". . . [T]he
deepest layers of our being are determined by blood . .
". . . [T]he Jew is endowed
with greater motor than sensory faculties . . ."1b
"'Whatever in Christianity is
creative is not Christianity but Judaism . . . whatever in
Christianity is not Judaism is uncreative . . .'"1c
". . . [T]he
Jew's sense of time is much more strongly developed than
his sense of space . . ."1d
"We can have only a faint
inkling of the depth of the tragedy that befell Judaism at that
time [Bar-Kokhba's great rebellion]; the account of Jews sold
for the price of a horse in the marketplace of Hebron,
at the site of Abraham's terebinth, seems like a monstrous
". . . Marcion came to Rome
from Asia Minor, bringing with him his own Gospel as a kind of
spiritual contribution to the destruction of Israel. In his Gospel
he not only separated the Old from the New Testament and
the history of Christianity from the history of Israel, but he
also drew a line of demarcation between the Deities: on the one
side the God of Israel, who is also the creator of this
imperfect world and is himself imperfect, being only a just
God, and not a good God; on the other side, the
'alien,' unknown God who has no concern with this world, yet takes
pity on it and redeems it."1f
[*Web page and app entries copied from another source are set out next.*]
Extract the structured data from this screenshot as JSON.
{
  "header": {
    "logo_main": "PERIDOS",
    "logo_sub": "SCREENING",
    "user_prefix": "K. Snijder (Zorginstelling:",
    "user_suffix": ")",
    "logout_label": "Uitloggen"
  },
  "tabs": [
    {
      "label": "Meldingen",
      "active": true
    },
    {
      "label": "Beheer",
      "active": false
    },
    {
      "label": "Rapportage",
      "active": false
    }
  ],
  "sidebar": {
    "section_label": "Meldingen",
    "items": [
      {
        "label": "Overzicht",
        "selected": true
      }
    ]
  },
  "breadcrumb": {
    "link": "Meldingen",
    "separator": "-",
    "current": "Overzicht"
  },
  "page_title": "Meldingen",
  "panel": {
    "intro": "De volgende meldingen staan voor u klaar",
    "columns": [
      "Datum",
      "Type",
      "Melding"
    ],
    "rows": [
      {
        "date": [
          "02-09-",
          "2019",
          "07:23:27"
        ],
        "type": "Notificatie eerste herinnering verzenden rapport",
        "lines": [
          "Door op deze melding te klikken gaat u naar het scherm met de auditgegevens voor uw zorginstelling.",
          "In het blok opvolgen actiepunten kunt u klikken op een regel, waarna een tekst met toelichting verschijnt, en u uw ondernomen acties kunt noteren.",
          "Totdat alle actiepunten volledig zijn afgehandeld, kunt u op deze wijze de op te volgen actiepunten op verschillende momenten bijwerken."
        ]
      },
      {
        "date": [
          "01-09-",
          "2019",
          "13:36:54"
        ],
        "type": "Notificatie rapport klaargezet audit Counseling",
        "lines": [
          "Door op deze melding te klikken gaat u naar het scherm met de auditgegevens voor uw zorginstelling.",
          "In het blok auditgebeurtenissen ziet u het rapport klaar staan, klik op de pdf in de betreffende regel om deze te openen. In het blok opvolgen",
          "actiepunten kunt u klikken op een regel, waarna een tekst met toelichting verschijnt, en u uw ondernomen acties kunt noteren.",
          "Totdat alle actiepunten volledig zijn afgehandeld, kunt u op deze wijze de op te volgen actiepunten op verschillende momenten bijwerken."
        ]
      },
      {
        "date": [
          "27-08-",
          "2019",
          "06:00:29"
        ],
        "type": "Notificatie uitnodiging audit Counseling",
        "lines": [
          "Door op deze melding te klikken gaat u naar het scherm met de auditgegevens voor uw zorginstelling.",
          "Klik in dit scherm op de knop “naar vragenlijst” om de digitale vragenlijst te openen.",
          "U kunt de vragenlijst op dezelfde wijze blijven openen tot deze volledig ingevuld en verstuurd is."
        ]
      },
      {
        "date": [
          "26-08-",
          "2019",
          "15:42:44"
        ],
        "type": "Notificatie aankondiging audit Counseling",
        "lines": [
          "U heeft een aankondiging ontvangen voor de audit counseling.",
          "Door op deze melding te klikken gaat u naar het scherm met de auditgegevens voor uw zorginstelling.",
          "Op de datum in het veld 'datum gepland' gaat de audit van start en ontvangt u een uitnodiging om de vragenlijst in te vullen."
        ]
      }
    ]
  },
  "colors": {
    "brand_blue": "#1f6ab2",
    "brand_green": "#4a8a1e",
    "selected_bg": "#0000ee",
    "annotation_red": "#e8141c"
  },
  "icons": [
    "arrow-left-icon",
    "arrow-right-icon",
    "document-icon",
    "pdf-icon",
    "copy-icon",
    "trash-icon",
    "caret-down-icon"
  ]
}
attitude of man is twofold in accordance with the two basic
words he can speak.
The basic words are not single words but word pairs.
One basic word is the word pair I-You.
The other basic word is the word pair I-It . . .
Thus the I of man is also twofold.
For the I of the basic word I-You is different from that of the
basic word I-It."2a
"Only he that funnels all the force of
the other into the doing of the one, absorbing into the
actualization of what was chosen the undiminished passion of what
was not chosen, only he that 'serves God with the evil
impulse,' decides -- and decides what happens.
Once one has understood this one also knows that precisely this
deserves to be called righteous: that which is set
right, toward which a man directs himself and for which he
decides; and if there were a devil he would not be the
one who decided against God but he that in all eternity did
The man to whom freedom is guaranteed does not feel
oppressed by causality. . . "2b
"That you need God more than anything,
you know at all times in your heart. But don't you know also that
God needs you -- in the fullness of his eternity, you? How
would man exist if God did not need him, and how would you exist?
You need God in order to be, and God needs you
-- for that which is the meaning of your life."2c
Italics in the original.
1 Martin Buber
(1878-1965). On Judaism.
Edited by Nahum N. Glatzer. Foreword by Rodger Kamenetz, 1995. Schoken Books Inc.,
York, NY: Random House, Inc., 1996.
a I. Judaism and the Jews, at 15.
b III. Renewal of Judaism, at 44.
c Ibid., at 47.
d Ibid., at 49.
e IV. The Spirit of the Orient and Judaism, at 71.
f The Later Addresses, 1939-1951: I. The Spirit of
Israel and the World Today, at 187.
Martin Buber. I and Thou.
Translation with a Prologue and Notes by Walter Kaufman.
Translation, Charles Scribner's Sons, 1970. Introduction, Walter
Kaufman, 1970. New York, NY: Touchstone, Simon & Schuster, 1996.
a First Part, at 53.
Part, at 101.
Part, at 130.